For those of you that are Convinced, Make Sure You Do Accountability the ‘Right Way’

As with most other things in life, there is a right way and a wrong way to do accountability partners. The wrong way is to do anything other than give it your full and complete effort. Accountability is not something that you can pretend your way through. Rather, in order to maintain a successful accountability partnership that truly pushes you and your business to new heights, you must:

  • Choose someone or a group of people that won’t be afraid to ‘tell you like it is’
  • Be fully honest, holding absolutely nothing back
  • Meet regularly in order to maintain consistency
  • Create fair and just punishment and consequences for failure to meet goals

Accountability Partnership Helped My Business Avoid a Train Wreck

There’s no better advice that words of wisdom that come from experience. A few years into my business, 3PLcompanies.net, the newness started to wear off and I became subject to the same types of distractions that every other small business owner is faced with each day. Most would consider me a highly driven, very self disciplined person. But after a couple of years of far too many hours and far too much stress, I started noticing some changes in my work performance. Not only was I allowing some of the less important distractions to take priority in my days, but I was also beginning to procrastinate on some of the most important projects that seemed like heavy weights that I simply couldn’t lift. As most of you small business owners can attest, some of the most significant, game-changing initiatives can be some of the most difficult projects to fully implement. Call it wear and tear from the small business roller coaster ride, I had lost my super hero status and was beginning to show chinks in the armor.

But then one fateful afternoon, I was very cleverly reminded of the importance of accountability partnership due to a very candid conversation with a close friend and business partner. He spilled his guts about how his business was experiencing extremely difficult challenges and just how much he needed some help to be able to turn things around. We decided that very moment to hold one another accountable. In particular, he was going to hold me accountable for accomplishing my strategic initiatives, and I was going to hold him accountable for spending more time on his “less than favorite” activities (namely, sales). Long story short, he and I both have propelled our businesses to new heights, achieving record sales and profitability this past year.

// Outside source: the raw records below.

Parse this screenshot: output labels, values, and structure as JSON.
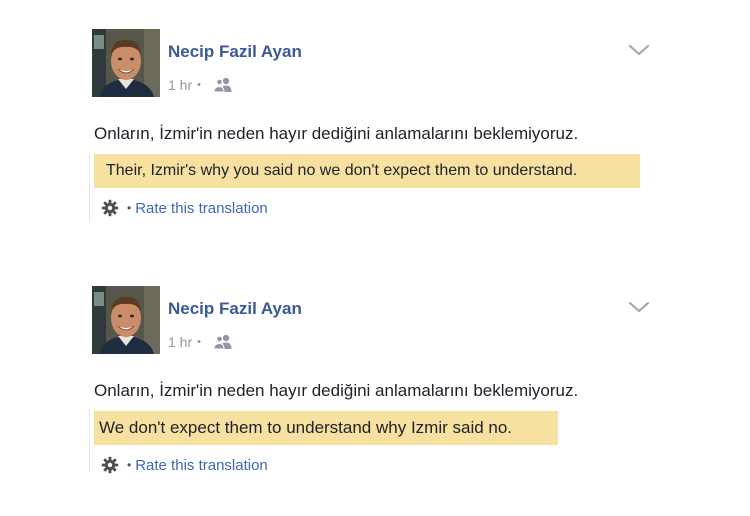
{
  "posts": [
    {
      "author": "Necip Fazil Ayan",
      "time": "1 hr",
      "meta_separator": "•",
      "original_text": "Onların, İzmir'in neden hayır dediğini anlamalarını beklemiyoruz.",
      "translation": "Their, Izmir's why you said no we don't expect them to understand.",
      "rate_separator": "•",
      "rate_link": "Rate this translation",
      "privacy_icon": "friends-icon",
      "menu_icon": "chevron-down-icon",
      "settings_icon": "gear-icon"
    },
    {
      "author": "Necip Fazil Ayan",
      "time": "1 hr",
      "meta_separator": "•",
      "original_text": "Onların, İzmir'in neden hayır dediğini anlamalarını beklemiyoruz.",
      "translation": "We don't expect them to understand why Izmir said no.",
      "rate_separator": "•",
      "rate_link": "Rate this translation",
      "privacy_icon": "friends-icon",
      "menu_icon": "chevron-down-icon",
      "settings_icon": "gear-icon"
    }
  ],
  "colors": {
    "author_link": "#3b5998",
    "meta_gray": "#9197a3",
    "translation_highlight": "#f7e1a0",
    "rate_link": "#4267b2",
    "body_text": "#1d2129"
  }
}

I was tickled “pink” to see him consistently bring in a steady pipeline of sales prospects each month, whereas in the past sales prospects were hard to come by for him. And, of course, I was thrilled to death to see just how many projects I was able to knock off of the ‘to do’ list as a result of being held accountable.

Although it might take some serious “opening up” to being vulnerable, and despite the fact that it might circumvent some of the perceived freedom associated with running your small business, the successful implementation of an accountability program will absolutely, positively change the course of your business for the better. Like in my personal case, it can be as simple as a trusted friend. In other situations, perhaps a more formal outside board is appropriate. Regardless, if you want to take your small business to new heights, institute an accountability program and watch all of your strategic goals and initiatives become realities.